Preceded by an advertisement for a public competition in 1927, senior town official, podestà Ernesto Suardo, proceeded in 1933 to draw up a plan to expropriate all the dwellings deemed to be unhealthy.  Having obtained State finance, in 1934 podestà Antonio Locatelli appointed Luigi Angelini to draft an urban renewal project, which was then put into action in 1937.

The urban regeneration programme for the upper town greatly divided the town. On the one hand there were those, like the town planner and civil engineer Chitò and the architect Bergonzo, with the political backing of Pietro Capoferri, who wished to proceed with opening up a “wide demolition route”, which would have meant demolishing numerous dwellings along Via Colleoni.  On the other there was civil engineer Luigi Angelini who, with the political support of Suardo and Locatelli instead, only wanted to knock down the unstable and dangerous buildings, restoring, as in the case of the Convent of San Franceso, the areas of historical importance and basing new public works departments within them.

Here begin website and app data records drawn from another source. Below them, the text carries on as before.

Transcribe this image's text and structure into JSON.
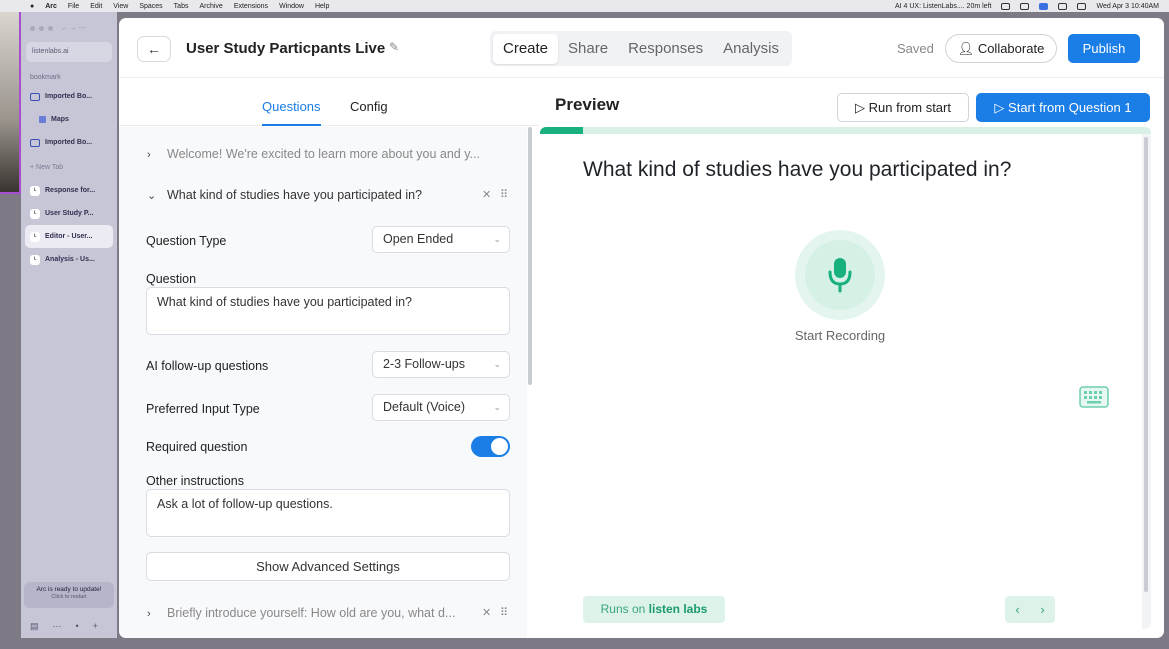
{
  "menubar": {
    "items": [
      "Arc",
      "File",
      "Edit",
      "View",
      "Spaces",
      "Tabs",
      "Archive",
      "Extensions",
      "Window",
      "Help"
    ],
    "status_text": "AI 4 UX: ListenLabs.... 20m left",
    "datetime": "Wed Apr 3  10:40AM"
  },
  "sidebar": {
    "url": "listenlabs.ai",
    "section_label": "bookmark",
    "bookmarks": [
      {
        "label": "Imported Bo...",
        "icon": "folder-icon"
      },
      {
        "label": "Maps",
        "icon": "map-icon"
      },
      {
        "label": "Imported Bo...",
        "icon": "folder-icon"
      }
    ],
    "new_tab": "+ New Tab",
    "tabs": [
      {
        "label": "Response for..."
      },
      {
        "label": "User Study P..."
      },
      {
        "label": "Editor - User..."
      },
      {
        "label": "Analysis - Us..."
      }
    ],
    "update_title": "Arc is ready to update!",
    "update_sub": "Click to restart"
  },
  "header": {
    "back_label": "←",
    "title": "User Study Particpants Live",
    "tabs": [
      {
        "label": "Create",
        "active": true
      },
      {
        "label": "Share",
        "active": false
      },
      {
        "label": "Responses",
        "active": false
      },
      {
        "label": "Analysis",
        "active": false
      }
    ],
    "saved": "Saved",
    "collaborate": "Collaborate",
    "publish": "Publish"
  },
  "editor": {
    "subtabs": [
      "Questions",
      "Config"
    ],
    "collapsed_q1": "Welcome! We're excited to learn more about you and y...",
    "open_question": "What kind of studies have you participated in?",
    "question_type_label": "Question Type",
    "question_type_value": "Open Ended",
    "question_label": "Question",
    "question_value": "What kind of studies have you participated in?",
    "followup_label": "AI follow-up questions",
    "followup_value": "2-3 Follow-ups",
    "input_type_label": "Preferred Input Type",
    "input_type_value": "Default (Voice)",
    "required_label": "Required question",
    "required_on": true,
    "other_label": "Other instructions",
    "other_value": "Ask a lot of follow-up questions.",
    "advanced_button": "Show Advanced Settings",
    "collapsed_q3": "Briefly introduce yourself: How old are you, what d..."
  },
  "preview": {
    "title": "Preview",
    "run_from_start": "Run from start",
    "start_from_question": "Start from Question 1",
    "progress_fraction": 0.07,
    "question": "What kind of studies have you participated in?",
    "record_label": "Start Recording",
    "runs_on_prefix": "Runs on",
    "runs_on_brand": "listen labs",
    "prev_arrow": "‹",
    "next_arrow": "›"
  },
  "colors": {
    "accent": "#1b7de6",
    "brand_green": "#18b07e",
    "sidebar_bg": "#c7c6d6"
  }
}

The aim was to bring life back to the Upper Town, returning the historical district to the splendour it had enjoyed in centuries past.  The debate was particularly acrimonious and not without intimidation towards Angelini (a professional who was not a registered member of the national fascist party) and his political supporters, especially as the very same fascist party held overall authority.

The photographs on display at the exhibition document the outstanding photographic campaign undertaken in 1938 and show the start of some of the work.  The urban regeneration project, following Angelini’s plan, was resumed in 1946 and, by and large, completed in the early Sixties.